In particular, they need to be more considerate about the brands they collaborate with and how they use their trademarks, such as Tiffany Blue. There’s a reason that under LVMH, they’ve been doing all these collabs: they’re trying to keep Tiffany’s relevant in the eyes of younger consumers, and take advantage of ‘hype culture’.
On paper, Nike is a good brand to collaborate with, as they’re incredibly socially relevant (and it provides consumers with a more affordable entry point into Tiffany’s ownership). But there’s no use collaborating with a brand like Nike if you’re going to undercook what comes out of it and dilute the desirability of Tiffany Blue.
If Tiffany’s does too many collabs – especially if they’re uninspired – young people will see right through it and get turned off. Tiffany’s will lose its aspirational status.
Our advice? They should use those new Nikes to tread carefully.
Everything you need to know about the Tiffany & Co. x Nike collaboration
Name: Tiffany & Co. x Nike Air Force 1 Low 1837
Colour: Black/Black/Tiffany Blue
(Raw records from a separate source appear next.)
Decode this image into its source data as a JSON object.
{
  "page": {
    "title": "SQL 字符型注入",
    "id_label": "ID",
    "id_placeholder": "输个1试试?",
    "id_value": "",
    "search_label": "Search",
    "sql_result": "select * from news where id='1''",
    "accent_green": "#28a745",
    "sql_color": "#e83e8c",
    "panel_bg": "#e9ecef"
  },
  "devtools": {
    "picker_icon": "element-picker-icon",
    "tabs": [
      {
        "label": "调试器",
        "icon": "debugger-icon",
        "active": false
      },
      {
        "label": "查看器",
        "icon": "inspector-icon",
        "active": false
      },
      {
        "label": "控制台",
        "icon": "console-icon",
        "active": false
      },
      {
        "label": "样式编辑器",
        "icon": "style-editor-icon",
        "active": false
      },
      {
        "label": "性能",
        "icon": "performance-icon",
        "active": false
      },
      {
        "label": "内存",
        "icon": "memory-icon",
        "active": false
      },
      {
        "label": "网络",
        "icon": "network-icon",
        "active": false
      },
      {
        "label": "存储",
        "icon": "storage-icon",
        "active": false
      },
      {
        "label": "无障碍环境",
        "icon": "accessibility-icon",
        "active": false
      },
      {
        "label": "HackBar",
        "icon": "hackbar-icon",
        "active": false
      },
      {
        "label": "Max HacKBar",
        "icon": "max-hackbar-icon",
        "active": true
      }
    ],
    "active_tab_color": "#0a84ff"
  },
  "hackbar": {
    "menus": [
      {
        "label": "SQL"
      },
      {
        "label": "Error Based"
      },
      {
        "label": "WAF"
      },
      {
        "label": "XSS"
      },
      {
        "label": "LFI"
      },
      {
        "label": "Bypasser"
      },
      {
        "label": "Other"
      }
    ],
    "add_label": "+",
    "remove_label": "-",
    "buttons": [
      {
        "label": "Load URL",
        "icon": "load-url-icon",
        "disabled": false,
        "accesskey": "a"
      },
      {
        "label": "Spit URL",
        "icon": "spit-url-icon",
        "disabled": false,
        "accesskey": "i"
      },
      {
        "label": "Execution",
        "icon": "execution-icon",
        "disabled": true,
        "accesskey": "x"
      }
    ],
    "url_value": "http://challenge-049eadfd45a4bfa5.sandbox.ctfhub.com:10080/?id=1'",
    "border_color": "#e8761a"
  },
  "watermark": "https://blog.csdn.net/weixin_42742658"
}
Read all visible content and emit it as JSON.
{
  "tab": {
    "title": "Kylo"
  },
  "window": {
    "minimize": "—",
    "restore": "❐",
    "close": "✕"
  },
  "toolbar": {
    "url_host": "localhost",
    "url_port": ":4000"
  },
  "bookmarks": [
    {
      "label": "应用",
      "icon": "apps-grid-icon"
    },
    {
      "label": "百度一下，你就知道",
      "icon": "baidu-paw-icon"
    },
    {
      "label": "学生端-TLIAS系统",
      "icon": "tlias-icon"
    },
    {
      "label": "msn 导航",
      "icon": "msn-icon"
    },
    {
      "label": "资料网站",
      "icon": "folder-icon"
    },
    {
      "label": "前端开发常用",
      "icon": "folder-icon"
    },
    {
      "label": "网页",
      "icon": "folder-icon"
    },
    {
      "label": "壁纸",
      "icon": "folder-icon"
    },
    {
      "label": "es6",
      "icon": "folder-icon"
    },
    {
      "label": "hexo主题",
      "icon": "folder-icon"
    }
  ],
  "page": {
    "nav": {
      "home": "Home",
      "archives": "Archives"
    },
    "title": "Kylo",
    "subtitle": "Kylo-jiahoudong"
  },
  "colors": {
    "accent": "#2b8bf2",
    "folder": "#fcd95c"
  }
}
Release Date: March 7th, 2023
Where To Buy: Nike SNKRS or select Tiffany & Co. boutiques